China's special envoy extended to President-elect Park Geun-hye a personal invitation from Communist Party chief Xi Jinping for her to visit Beijing, Thursday.
The envoy, Chinese Vice Foreign Minister Zhang Zhijun met with Park after arriving in Seoul the previous day for a three-day visit.
"We know Zhang Zhijun carries a personal letter from President Hu Jintao and the (Communist Party) Secretary General Xi Jinping," said Zheng Hao, an in-house political analyst and commentator with Hong Kong's Phoenix TV.
Zhang's role was to check in with Park before she takes office later next month, strengthening communication on regional affairs, including North Korea, the analyst said.
China is also eager to know whether the new administration wants to push for the quick deployment of long-range ballistic missiles with a range of 800km. These will be able to hit any target in North Korea, but are not considered a threat to China.
Beijing is reportedly concerned about Pyongyang's unpredictable reaction to the missile deployment. It is also uneasy about the missile range itself, which will enable them to reach some of China's eastern coastal areas, a Chinese government official told The Korea Times.

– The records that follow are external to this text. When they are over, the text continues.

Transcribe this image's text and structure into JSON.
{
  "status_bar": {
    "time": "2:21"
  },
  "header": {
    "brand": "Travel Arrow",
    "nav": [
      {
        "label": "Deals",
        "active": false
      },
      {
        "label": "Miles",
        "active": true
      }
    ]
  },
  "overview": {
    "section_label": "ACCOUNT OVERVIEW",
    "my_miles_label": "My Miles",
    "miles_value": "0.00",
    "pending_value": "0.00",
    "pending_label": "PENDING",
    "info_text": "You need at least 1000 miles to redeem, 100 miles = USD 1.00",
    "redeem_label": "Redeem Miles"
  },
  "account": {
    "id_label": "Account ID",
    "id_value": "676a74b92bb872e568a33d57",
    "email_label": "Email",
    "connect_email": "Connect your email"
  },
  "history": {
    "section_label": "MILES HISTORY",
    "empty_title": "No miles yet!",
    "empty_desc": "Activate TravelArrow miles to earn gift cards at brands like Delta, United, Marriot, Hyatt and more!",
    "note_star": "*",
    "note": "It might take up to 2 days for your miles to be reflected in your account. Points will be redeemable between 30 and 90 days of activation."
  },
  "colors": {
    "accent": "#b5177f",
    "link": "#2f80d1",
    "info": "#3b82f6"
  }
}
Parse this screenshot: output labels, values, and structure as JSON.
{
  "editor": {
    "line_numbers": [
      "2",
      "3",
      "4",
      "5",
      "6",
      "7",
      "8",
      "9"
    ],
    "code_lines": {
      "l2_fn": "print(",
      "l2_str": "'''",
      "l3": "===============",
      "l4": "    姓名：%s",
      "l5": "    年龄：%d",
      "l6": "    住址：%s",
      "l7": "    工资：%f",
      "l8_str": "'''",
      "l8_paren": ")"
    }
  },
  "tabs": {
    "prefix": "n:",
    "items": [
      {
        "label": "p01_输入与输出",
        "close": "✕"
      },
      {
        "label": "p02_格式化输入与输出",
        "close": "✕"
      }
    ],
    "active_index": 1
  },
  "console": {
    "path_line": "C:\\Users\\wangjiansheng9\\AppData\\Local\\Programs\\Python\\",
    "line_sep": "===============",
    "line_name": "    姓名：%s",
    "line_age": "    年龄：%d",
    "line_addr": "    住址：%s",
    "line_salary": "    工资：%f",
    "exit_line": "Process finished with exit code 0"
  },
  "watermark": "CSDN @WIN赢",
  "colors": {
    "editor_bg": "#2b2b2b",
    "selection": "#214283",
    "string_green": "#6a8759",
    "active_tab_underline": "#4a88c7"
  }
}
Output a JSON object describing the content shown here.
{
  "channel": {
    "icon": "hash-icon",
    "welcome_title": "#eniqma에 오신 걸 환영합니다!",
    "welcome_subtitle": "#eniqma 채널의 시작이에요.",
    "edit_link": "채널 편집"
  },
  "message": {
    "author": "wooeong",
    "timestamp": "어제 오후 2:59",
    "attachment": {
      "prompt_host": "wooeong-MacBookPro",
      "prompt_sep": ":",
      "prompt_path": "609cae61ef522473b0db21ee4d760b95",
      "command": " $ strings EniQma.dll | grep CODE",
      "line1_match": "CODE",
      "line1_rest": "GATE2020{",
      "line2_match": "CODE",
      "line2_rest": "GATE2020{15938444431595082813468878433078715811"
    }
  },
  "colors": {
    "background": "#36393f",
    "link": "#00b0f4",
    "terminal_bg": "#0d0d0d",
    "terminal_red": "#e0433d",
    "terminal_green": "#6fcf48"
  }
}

Before his courtesy call on Park, Zhang met Foreign Minister Kim Sung-hwan and discussed how to enhance ties as both countries undergo political transitions. Kim highlighted "significant progress" in relations in recent years and called for more exchanges between the two.
Analysts expect that Park will attempt to improve relations with China following the Lee Myung-bak administration's Washington-focused approach. While the neighbors have consolidated economic relations, analysts say the political relationship lags behind, with issues such as China's treatment of South Korean detainees and repatriation of North Korean defectors remaining as stumbling blocks.
The visit will give Park's team a chance to make contact with the new generation of Chinese leaders led by Xi.
Zhang is the first senior official to meet Park since she was elected on Dec. 19. Born in 1953, he is seen as a key official who will increasingly play an important role in Beijing's ties with both Koreas. Currently, he is in charge of the annual strategic dialogue Beijing has with Seoul.
Unlike Yang Jiechi, the current Chinese foreign minister, whose primary experience and expertise is America, Zhang is more "personally interested in North Korea," a diplomatic source in Beijing old The Korea Times.
Zhang has served almost his entire career in the Communist Party's International Liaison Department, a major organization that manages China's relations with North Korea, before he was made vice foreign minister in 2009.
Zhang was the Chinese official who summoned the North Korean ambassador to China, Ji Jae-ryong, in March last year, to register China's "concern" over Pyongyang's announcement of a planned satellite launch.
Zhang is also seen as a strong candidate to become the next foreign minister under Xi Jinping. China has seven vice foreign ministers. Among them, Zhang outranks the others. The official People's Daily newspaper addresses him as "executive vice foreign minister."
Observers were watching to see whether the talks would touch on North Korea's rocket launch on Dec. 12, for which the Lee government is currently pushing for sanctions at the U.N. Security Council.
Park has promised a more moderate line on the North and says she is open to dialogue with the Kim Jong-un regime. Efforts by Seoul to engage the North economically would be bolstered by communication with Beijing, Pyongyang's top trading partner.